(Materials provided begins)

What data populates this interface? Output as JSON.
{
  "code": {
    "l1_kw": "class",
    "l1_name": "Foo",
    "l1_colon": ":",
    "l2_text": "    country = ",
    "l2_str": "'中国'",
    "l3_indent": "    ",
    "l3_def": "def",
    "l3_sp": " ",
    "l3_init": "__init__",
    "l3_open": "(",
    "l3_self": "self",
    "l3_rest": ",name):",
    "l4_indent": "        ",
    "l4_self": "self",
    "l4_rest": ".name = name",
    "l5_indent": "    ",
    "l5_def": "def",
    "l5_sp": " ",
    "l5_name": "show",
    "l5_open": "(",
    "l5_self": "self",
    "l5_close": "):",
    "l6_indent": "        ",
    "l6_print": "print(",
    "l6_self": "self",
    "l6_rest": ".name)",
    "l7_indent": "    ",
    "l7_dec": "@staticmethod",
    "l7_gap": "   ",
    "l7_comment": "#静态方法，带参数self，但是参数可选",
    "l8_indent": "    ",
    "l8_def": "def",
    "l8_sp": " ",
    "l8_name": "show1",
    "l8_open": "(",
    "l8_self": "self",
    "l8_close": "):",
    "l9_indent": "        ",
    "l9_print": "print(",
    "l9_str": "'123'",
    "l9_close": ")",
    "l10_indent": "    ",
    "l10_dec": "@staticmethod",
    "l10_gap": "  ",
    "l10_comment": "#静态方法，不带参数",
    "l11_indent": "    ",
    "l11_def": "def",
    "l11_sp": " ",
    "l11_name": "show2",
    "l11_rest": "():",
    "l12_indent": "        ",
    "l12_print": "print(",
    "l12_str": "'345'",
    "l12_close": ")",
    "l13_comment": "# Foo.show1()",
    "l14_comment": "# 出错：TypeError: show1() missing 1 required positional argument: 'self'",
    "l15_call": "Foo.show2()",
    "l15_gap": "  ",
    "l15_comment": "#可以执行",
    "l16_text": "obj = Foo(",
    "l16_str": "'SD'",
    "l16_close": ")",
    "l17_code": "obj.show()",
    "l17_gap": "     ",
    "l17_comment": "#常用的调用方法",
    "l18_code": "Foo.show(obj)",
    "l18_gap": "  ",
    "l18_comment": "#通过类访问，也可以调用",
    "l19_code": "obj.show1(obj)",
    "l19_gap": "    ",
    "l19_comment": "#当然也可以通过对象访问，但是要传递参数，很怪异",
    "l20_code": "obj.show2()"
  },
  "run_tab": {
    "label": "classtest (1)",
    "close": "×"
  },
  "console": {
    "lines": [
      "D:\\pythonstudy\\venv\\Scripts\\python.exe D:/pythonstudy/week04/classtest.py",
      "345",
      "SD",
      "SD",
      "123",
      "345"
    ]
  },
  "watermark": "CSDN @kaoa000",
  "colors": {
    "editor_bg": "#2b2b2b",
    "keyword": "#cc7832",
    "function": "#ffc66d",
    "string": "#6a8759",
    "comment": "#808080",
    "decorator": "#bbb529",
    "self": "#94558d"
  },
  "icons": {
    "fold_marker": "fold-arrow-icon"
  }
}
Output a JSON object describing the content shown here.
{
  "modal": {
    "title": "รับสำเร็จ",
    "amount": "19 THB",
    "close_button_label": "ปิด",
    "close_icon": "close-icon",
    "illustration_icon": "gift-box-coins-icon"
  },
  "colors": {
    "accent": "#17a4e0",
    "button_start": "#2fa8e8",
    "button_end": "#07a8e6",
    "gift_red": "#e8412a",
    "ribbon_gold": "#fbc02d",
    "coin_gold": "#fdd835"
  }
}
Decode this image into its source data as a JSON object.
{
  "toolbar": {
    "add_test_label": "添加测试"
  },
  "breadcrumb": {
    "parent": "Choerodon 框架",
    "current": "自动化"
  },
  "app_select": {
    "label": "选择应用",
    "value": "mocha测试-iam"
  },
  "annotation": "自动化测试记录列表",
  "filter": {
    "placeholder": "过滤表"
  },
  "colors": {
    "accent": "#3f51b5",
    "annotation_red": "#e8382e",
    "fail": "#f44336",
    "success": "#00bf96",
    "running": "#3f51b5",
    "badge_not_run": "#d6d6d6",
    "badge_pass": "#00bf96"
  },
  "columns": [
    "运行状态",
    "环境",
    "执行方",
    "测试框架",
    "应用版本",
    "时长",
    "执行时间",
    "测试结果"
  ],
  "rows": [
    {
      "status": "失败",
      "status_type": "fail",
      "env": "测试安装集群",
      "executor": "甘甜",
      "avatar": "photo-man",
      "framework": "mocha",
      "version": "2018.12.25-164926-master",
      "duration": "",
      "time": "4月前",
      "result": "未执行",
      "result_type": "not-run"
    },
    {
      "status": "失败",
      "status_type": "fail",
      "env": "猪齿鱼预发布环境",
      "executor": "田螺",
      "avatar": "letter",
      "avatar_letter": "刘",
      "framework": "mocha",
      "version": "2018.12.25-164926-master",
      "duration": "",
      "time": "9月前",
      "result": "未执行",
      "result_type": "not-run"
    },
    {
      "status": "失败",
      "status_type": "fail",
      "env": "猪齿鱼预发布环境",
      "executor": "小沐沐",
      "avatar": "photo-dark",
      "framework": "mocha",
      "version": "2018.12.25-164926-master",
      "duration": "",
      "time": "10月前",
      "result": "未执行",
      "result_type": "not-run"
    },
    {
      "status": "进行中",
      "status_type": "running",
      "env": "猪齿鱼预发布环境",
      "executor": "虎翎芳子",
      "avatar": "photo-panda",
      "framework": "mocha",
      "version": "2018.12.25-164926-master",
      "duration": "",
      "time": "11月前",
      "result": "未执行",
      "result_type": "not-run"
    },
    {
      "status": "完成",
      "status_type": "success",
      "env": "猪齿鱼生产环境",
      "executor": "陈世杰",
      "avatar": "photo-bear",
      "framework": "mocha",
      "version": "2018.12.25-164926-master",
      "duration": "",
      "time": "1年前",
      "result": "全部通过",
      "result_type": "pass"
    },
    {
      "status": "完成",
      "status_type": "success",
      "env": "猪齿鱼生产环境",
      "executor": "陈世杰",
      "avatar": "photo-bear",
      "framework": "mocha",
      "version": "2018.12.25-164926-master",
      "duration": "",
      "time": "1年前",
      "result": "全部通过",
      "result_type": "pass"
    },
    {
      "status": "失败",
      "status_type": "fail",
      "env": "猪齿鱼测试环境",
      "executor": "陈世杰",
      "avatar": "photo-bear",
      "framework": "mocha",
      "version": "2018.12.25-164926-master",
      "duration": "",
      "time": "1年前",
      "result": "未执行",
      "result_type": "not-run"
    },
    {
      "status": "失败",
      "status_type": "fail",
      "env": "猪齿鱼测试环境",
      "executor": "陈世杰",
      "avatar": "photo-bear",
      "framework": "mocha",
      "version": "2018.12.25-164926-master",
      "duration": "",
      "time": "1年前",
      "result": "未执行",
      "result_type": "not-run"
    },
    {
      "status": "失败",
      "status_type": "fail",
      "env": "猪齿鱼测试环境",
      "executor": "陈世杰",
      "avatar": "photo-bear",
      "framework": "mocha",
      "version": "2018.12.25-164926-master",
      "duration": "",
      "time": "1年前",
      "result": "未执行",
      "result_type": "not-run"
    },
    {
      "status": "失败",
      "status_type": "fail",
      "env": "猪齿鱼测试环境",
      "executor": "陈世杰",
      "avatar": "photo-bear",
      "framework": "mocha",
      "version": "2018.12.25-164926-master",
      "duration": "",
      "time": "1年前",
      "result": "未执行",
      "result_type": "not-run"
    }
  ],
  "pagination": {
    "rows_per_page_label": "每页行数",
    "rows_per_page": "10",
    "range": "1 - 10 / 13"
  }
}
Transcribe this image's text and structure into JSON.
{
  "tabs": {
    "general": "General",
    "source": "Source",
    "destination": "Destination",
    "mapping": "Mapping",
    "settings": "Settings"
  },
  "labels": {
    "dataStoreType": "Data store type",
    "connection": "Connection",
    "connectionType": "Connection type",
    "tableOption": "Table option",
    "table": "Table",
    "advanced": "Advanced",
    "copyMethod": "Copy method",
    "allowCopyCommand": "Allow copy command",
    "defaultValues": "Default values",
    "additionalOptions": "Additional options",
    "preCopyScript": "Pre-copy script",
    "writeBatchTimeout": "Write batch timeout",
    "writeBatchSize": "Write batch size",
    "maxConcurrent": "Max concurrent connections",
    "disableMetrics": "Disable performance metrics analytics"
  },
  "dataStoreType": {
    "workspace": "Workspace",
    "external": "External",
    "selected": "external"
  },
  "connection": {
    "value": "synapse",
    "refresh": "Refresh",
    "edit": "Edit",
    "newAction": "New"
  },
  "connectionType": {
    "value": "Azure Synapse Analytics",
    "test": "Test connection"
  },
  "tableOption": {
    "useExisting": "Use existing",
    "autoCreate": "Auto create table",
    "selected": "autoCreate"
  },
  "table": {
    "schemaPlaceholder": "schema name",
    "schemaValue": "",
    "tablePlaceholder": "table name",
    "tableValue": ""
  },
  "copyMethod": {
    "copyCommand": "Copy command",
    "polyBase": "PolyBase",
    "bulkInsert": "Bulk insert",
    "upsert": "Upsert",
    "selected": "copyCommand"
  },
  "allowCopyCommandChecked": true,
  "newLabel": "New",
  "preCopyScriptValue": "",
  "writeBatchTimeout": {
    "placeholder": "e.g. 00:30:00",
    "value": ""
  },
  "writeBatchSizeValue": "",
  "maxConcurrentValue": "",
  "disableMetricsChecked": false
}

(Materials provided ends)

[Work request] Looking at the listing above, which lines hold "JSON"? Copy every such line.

[Problem solution]
What data populates this interface? Output as JSON.
Output a JSON object describing the content shown here.
Decode this image into its source data as a JSON object.
Transcribe this image's text and structure into JSON.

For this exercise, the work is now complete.